Wax on, wax off

House of Wax

Paris attempts to recover her clean reputation after the XXX home-movie by taking a role in a wholesome, family Viking opera.

Paris attempts to recover her clean reputation after the XXX home-movie by taking a role in a wholesome, family Viking opera.

Rated 2.0

Paris Hilton and friends almost serve up a decent slasher flick with House of Wax, a by-name-only remake of the 3-D classic starring Vincent Price. For those who like their horror movies with lots of blood spurting, this one certainly delivers the goods. As for the narrative, it works for a while until it gets carried away with itself.

Some young adults are on their way to a big sporting event, and they decide to take a short cut, always a horror film no-no. While they’re camping and tossing a football in the middle of the night (these kids today love to throw footballs when they can’t see them), a mysterious truck pulls up and the creepy driver eyeballs them.

Come morning, a fan belt is cut in one of their cars, and they encounter a creepy hillbilly dumping carcasses in a road-kill pit. Of course, two of them hitch a ride with the hillbilly and wind up in a town that appears normal—at first.

What follows is a scary enough picture where psycho twins make mannequins out of real people and find all kinds of disgusting ways to end their lives (a blinking, decapitated head provides one of the film’s more memorable visions). The actual transformation of people into wax models is the stuff of nightmares. House of Wax is on its way to being a simple, passable horror movie until it starts going haywire with the special effects.

The House of Wax museum is a completely implausible structure where everything— including the floors, ceilings, roof and furniture—is made of wax. The thing is huge, and we’re supposed to buy the premise that a couple of screwed up twins were able to architecturally conceive and construct this thing.

Director Jaume Serra didn’t need a big museum of wax melting for his finale because the scares that take place before it are actually pretty well executed. Heck, Paris Hilton takes a javelin through the head in a fashion that would make John Carpenter proud. This film is a clear case of a writer and director not knowing to quit while they were ahead.

Performances are awful in this piece, but that’s usually acceptable in a horror pic if the scares are effective. Hilton is her glassy-eyed self, and she brings the right level of trash to the proceedings. Elisha Cuthbert is quite simply one of the best-looking people on the planet, so who really cares if she can’t act? Most of the men in this movie deliver the truly bad performances, although Chad Michael Murray has a few capable leading-man moments.

Brian Van Holt, as twin brothers Bo and Vincent, makes for decent villains.
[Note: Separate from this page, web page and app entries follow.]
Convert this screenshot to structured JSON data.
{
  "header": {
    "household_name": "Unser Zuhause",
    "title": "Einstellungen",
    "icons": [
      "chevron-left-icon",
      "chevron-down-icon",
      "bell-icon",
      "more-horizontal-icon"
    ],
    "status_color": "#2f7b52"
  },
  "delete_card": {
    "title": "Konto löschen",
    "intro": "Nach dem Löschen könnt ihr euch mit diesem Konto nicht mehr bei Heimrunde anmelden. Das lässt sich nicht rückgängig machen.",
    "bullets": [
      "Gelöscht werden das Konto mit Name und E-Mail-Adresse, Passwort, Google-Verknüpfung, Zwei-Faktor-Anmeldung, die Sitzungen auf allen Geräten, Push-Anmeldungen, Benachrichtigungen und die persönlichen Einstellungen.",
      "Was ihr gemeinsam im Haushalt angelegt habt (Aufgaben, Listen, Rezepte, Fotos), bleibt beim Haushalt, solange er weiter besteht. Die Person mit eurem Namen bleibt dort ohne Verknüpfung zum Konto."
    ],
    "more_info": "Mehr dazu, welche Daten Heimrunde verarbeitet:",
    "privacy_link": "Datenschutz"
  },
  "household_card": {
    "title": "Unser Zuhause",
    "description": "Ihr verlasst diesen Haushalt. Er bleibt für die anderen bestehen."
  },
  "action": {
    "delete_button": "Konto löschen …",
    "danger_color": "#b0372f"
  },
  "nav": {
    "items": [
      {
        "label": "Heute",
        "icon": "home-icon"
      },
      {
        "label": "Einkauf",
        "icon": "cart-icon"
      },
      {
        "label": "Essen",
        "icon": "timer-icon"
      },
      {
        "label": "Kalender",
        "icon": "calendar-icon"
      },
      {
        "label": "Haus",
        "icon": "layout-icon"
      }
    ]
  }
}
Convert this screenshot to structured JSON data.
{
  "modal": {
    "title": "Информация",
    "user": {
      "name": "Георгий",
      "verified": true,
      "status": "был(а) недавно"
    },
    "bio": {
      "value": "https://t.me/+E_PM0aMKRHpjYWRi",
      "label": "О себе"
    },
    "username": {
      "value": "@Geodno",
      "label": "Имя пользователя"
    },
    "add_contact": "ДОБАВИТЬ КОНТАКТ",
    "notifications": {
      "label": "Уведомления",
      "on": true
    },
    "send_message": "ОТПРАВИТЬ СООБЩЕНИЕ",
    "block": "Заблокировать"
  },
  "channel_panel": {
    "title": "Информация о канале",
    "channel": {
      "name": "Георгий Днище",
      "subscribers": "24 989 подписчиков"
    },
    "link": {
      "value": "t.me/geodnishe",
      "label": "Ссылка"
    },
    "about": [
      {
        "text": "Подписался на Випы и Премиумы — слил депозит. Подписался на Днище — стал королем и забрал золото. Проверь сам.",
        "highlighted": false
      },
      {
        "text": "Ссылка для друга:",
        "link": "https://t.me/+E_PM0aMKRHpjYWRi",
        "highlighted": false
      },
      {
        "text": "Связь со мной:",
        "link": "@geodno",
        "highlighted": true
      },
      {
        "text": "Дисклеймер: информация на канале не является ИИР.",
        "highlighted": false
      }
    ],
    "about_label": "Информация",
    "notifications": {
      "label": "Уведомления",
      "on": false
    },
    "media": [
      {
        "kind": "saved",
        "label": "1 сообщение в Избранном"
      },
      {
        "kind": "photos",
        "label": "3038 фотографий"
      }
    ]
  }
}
Van Holt manages a cool level of normalcy in his early moments, followed by the requisite madman traits.

House of Wax is a decent movie for about 45 minutes. The rest of it is quite bad. Paris Hilton dies real good, a moment that is likely to bring applause at most screenings of the film. By the time Cuthbert and Murray are trudging through melted wax stairs, the movie has gone completely south, and House of Wax winds up on the failed-horror-movie scrap heap.